What the task requires -
Count how many lines in the data below include "this". Answer with the number only.
*** Task data ***
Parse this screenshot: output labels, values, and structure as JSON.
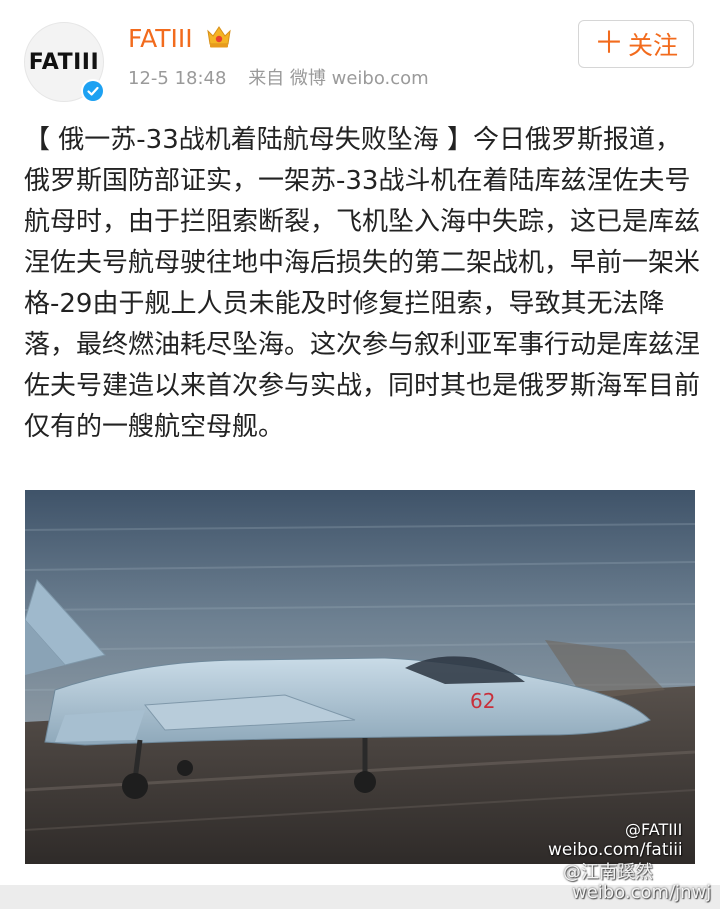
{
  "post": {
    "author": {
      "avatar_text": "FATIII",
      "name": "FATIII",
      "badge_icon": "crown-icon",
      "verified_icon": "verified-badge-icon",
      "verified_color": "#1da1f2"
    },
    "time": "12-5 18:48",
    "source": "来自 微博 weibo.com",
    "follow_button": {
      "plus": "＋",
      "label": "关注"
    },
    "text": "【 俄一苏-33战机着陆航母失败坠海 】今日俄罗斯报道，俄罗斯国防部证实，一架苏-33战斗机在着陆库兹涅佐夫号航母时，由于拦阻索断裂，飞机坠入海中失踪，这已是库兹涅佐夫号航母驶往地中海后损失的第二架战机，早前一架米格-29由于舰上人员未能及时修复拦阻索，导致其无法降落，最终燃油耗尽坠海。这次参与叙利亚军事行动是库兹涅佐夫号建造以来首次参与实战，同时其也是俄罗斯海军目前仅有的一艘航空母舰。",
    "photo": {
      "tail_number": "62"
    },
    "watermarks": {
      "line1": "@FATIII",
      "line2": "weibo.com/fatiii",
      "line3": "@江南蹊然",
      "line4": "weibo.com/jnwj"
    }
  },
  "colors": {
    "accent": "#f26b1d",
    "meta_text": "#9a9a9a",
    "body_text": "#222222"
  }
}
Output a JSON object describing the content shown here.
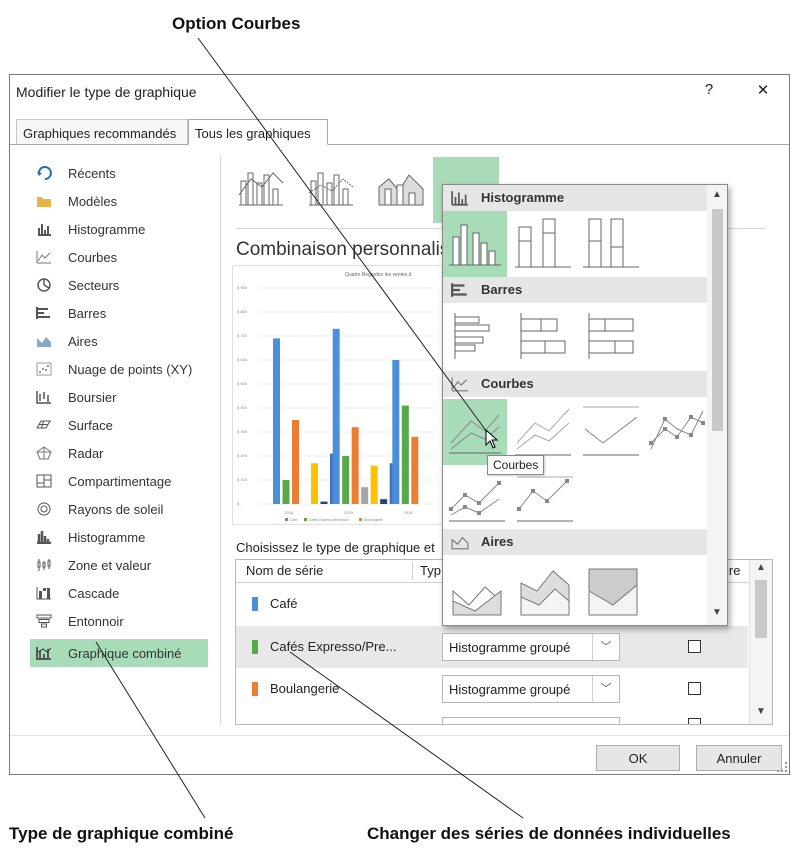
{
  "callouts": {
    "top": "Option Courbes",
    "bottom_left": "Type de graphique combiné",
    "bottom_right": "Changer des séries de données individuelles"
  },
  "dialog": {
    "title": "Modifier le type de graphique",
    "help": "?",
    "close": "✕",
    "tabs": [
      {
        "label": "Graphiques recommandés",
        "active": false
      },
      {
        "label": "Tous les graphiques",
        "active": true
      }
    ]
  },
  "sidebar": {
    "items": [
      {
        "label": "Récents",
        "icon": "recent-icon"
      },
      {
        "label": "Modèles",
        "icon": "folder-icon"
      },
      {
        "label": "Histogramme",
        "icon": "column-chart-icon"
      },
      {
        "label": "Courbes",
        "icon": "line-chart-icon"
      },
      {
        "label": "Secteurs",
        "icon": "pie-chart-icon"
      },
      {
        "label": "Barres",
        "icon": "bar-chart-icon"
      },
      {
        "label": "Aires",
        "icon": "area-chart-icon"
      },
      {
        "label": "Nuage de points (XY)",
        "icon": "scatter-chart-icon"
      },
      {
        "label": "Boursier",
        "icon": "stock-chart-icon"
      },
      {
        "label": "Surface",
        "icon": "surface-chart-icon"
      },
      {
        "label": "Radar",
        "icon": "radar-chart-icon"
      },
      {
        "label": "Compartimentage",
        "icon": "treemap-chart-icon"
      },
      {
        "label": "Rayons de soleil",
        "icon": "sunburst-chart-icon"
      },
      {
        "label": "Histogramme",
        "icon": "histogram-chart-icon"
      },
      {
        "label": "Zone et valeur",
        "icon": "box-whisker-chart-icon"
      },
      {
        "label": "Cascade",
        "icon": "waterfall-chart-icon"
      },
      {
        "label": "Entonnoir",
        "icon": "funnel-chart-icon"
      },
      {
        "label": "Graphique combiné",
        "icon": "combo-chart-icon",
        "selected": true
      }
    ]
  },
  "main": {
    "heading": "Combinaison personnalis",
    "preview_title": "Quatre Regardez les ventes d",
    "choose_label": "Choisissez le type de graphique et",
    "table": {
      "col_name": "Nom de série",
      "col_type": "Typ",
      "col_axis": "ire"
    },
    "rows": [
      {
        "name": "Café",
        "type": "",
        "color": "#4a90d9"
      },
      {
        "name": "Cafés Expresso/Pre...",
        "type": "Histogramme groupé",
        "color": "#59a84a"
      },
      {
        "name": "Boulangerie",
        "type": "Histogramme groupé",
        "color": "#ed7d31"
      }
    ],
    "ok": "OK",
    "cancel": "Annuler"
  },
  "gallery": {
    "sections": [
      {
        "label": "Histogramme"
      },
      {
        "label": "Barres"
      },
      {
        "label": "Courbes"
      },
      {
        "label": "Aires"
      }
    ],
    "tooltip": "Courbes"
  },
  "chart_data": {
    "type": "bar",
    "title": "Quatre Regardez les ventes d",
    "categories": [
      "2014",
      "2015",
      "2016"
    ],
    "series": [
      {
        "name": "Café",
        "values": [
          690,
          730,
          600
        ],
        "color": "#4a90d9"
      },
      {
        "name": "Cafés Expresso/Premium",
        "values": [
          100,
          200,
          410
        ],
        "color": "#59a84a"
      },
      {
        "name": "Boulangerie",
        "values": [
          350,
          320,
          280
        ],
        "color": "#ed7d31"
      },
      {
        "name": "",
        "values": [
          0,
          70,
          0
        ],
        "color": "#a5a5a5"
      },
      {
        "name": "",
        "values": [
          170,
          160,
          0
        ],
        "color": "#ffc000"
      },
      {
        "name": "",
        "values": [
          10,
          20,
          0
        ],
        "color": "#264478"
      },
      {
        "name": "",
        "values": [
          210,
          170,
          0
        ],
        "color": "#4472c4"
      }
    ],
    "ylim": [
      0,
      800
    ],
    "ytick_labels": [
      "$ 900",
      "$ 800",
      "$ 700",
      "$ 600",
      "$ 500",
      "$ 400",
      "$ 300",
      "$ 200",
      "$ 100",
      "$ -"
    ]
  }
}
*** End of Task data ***
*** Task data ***
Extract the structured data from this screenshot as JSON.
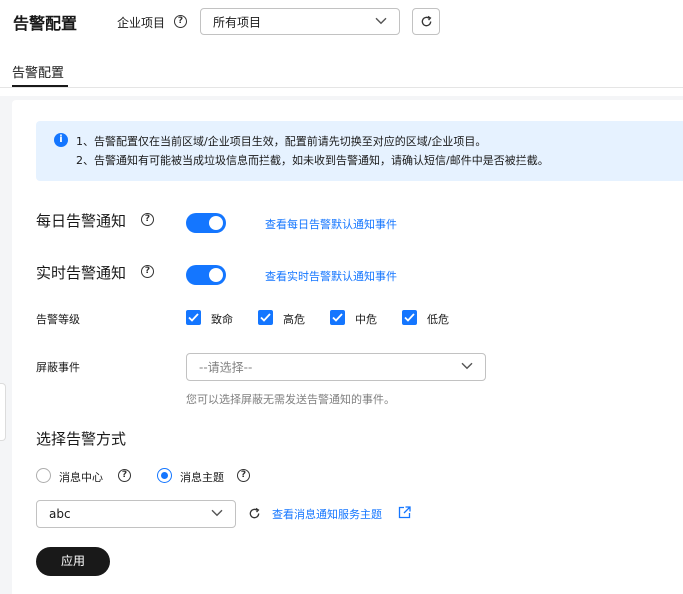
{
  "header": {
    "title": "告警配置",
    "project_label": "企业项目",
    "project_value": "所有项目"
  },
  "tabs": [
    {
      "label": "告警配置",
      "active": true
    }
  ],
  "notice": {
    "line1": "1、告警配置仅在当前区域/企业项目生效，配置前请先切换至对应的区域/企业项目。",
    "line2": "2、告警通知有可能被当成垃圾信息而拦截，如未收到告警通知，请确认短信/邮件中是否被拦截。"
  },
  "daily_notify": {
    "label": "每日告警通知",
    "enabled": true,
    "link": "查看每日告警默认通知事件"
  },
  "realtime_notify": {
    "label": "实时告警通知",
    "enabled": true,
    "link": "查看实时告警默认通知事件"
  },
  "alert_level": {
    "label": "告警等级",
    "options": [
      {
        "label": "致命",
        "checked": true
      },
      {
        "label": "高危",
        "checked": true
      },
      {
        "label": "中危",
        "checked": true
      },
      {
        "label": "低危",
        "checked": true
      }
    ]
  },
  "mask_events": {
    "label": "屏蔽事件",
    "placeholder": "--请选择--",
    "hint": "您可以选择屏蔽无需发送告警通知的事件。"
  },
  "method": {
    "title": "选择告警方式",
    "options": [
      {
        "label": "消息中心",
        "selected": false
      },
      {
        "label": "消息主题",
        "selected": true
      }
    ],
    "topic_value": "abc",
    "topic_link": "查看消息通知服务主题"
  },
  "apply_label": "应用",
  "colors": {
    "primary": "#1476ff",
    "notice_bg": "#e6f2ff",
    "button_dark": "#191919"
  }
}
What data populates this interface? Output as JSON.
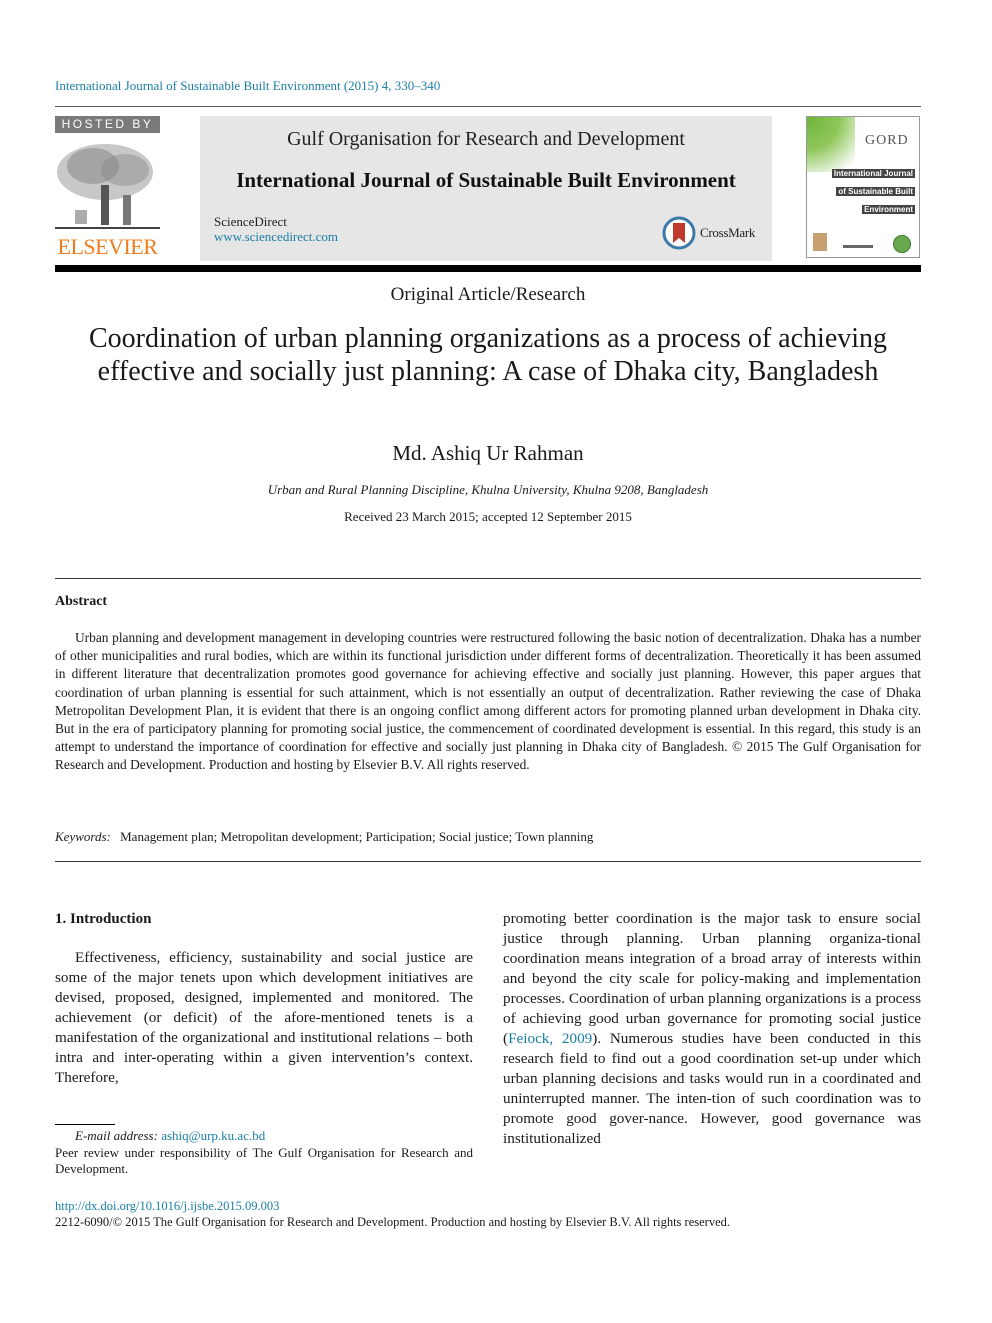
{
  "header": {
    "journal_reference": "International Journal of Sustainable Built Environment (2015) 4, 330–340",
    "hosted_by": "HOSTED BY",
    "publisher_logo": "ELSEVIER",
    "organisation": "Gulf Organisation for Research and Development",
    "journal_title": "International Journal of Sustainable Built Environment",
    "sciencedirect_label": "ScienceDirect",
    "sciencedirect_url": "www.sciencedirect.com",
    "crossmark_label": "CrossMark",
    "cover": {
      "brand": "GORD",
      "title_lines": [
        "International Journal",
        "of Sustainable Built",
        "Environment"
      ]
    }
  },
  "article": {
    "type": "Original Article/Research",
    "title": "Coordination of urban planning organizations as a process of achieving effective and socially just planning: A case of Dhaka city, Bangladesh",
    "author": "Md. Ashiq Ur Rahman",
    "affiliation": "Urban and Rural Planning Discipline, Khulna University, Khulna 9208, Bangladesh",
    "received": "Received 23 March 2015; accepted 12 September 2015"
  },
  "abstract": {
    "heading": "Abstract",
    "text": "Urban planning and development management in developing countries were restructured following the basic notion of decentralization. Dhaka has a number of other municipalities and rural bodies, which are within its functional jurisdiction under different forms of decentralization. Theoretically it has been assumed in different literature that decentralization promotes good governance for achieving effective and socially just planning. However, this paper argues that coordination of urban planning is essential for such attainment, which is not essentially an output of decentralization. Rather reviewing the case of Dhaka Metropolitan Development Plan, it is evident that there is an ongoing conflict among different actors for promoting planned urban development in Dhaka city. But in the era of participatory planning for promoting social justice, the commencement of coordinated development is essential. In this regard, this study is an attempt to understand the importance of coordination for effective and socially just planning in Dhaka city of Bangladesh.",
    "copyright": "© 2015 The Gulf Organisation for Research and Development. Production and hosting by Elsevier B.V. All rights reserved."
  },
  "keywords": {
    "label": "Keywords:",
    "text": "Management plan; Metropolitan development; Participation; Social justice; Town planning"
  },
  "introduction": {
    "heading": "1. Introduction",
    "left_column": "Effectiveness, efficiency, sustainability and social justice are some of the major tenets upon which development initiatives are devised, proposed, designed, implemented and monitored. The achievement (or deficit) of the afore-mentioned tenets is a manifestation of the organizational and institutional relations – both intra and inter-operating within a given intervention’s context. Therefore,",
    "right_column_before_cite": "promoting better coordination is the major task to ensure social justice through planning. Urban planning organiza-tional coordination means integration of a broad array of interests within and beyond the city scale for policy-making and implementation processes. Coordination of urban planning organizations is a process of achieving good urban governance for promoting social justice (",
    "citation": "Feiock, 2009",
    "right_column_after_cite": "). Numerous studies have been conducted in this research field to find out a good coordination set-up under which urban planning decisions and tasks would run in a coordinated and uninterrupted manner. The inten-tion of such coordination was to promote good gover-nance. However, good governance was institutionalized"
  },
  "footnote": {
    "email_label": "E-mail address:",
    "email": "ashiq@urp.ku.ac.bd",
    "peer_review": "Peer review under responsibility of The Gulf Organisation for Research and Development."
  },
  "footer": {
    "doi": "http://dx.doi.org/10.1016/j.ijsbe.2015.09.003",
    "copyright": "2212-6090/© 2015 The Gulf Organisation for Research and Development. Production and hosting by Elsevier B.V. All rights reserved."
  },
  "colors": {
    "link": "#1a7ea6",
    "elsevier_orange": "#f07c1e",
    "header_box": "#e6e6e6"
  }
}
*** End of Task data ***
Response area -
5